STOCKTON ON TEES TO SEATON CAREW.
I’m a bit late writing up this report for yesterday but better late than never … This was a short walk of ten miles from Stockton on Tees along the northern, industrialised flank of the river Tees to the seaside town of Seaton Carew just North of the Tees Estuary.
It was an uneventful walk and I took my time as it was a semi-rest day as I was feeling the aftermath of the exertions of the previous few days. The weather was reasonably pleasant with only a light flurry of rain, little wind and even a glimmer of sunshine onwards the end of the day.

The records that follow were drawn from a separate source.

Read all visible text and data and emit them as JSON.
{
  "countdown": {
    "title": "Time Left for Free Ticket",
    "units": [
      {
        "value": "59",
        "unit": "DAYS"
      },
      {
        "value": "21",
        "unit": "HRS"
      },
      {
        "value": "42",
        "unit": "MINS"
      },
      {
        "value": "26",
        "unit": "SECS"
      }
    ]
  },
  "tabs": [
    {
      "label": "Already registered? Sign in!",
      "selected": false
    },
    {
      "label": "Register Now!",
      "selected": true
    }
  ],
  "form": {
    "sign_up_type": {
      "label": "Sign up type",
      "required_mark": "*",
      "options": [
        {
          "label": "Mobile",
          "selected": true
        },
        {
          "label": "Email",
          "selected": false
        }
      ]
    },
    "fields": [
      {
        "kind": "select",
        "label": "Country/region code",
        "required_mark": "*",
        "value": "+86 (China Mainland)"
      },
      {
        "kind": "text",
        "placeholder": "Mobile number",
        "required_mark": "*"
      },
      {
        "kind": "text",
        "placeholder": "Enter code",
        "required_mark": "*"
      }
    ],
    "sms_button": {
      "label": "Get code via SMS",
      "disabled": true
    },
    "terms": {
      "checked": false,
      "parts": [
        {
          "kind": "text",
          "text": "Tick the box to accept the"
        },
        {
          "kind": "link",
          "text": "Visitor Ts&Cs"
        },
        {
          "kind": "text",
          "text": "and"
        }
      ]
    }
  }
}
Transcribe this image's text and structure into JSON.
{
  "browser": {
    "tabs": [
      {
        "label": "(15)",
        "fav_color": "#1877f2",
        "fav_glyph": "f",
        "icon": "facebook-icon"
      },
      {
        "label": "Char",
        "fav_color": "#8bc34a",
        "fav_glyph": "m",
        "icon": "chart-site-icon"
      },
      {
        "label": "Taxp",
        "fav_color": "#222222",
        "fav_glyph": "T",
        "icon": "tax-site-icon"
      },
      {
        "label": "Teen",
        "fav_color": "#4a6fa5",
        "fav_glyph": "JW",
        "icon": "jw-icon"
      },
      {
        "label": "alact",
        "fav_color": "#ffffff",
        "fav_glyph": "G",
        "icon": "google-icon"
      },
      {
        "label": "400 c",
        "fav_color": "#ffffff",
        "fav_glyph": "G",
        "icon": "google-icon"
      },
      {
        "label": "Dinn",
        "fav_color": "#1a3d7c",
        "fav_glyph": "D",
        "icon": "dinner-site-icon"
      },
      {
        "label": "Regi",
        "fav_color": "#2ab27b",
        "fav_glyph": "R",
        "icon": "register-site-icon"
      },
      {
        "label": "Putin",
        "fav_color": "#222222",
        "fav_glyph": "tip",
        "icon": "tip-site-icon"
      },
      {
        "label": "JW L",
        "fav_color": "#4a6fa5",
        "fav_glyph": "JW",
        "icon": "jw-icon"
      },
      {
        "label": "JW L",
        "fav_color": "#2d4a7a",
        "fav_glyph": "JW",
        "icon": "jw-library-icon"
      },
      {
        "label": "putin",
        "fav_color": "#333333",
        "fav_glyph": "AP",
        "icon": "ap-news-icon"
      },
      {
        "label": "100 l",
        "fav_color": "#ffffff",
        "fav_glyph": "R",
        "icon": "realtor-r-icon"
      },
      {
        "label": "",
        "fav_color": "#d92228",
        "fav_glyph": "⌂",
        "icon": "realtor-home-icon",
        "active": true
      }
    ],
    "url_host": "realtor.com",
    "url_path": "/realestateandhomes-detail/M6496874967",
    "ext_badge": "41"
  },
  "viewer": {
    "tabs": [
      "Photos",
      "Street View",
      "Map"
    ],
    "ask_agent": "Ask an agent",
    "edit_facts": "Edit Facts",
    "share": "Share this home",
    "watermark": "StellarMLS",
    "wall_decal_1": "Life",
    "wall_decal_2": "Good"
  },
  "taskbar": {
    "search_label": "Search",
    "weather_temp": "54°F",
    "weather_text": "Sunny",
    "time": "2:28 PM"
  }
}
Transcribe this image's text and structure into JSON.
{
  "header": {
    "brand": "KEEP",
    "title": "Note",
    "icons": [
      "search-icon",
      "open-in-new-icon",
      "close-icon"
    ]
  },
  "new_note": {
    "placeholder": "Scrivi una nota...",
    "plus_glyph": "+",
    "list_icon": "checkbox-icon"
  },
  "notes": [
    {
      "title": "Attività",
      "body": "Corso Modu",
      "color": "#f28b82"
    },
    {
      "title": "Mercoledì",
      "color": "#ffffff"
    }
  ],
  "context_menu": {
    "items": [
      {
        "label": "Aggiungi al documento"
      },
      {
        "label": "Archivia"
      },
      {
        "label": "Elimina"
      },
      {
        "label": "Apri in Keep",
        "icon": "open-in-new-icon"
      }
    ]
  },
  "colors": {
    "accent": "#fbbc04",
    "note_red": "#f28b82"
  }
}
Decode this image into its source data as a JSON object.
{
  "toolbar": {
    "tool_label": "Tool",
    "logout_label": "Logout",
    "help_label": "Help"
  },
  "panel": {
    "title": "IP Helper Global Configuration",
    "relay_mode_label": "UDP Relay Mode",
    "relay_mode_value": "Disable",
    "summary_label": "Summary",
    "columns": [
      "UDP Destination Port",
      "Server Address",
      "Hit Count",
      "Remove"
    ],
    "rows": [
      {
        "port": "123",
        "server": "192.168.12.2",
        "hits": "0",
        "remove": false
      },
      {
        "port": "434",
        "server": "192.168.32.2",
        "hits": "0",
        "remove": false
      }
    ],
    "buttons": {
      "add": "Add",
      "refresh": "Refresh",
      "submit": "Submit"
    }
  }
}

I rather like Seaton Carew. It is a pleasant seaside town tightly flanked by heavily industrialised areas to the North (Hartlepool) and South (Teeside) between which it sits reassuringly like a rose among thorns. The fascinating juxtaposition of natural beauty and human depredations that results makes for a beguiling aesthetic that is reflected in the photos I took for the day’s album.
And an added reassurance that we may well be entering by increments into a cleaner, more golden age is the presence of yet another wind farm just off shore.
Here the eclectic mix of human and natural elements is as thorough and almost harmonious as anywhere I have seen. The natural beauty of the bay is flanked by the aggressive works of Man that yet display in the tangled towers and chimneys and the bluish smoke that delicately lends the evening sky an aesthetic of their own. Tankers ply the offshore swell like whales, moving past a backdrop of wind turbines turning in the same breeze that carries the gulls and stirs the leaves of the promenade palms.
I almost felt a poem coming on, but the poetry I had planned to write whilst walking the shores of Blighty has thus far eluded me. The effort of walking so many miles each day up hills, through rain and against unrelenting winds, the soreness of my feet and the ache in my back have preoccupied me more than I imagined they would. Some blokes have managed to write poetry in the ruddy trenches, with shrapnel buzzing around their ears, mud up to their haunches and trench foot rotting their toes. I take my hat off to them: I’m not one of them.
I’m sure though that inspiration is sitting there like stored potential stoked by the steady drip feed of sights and sounds and changed realities and will find release once this ordeal is over.
This walk is proving very, very hard to do and is testing my persistence mightily but all I have to do is remind myself of the purpose behind it and all the people who have supported it and I just keep going. The only way to go is forward.
I arrived relatively early for once and stayed at the Norton Hotel right on the seafront at Seaton Carew. The owners very kindly gave me a room for the night and it is very much appreciated as the kindness of people once again spared me the horrors of camping (did I mention I hate camping? I will do it if I have to but don’t ask me to like it.)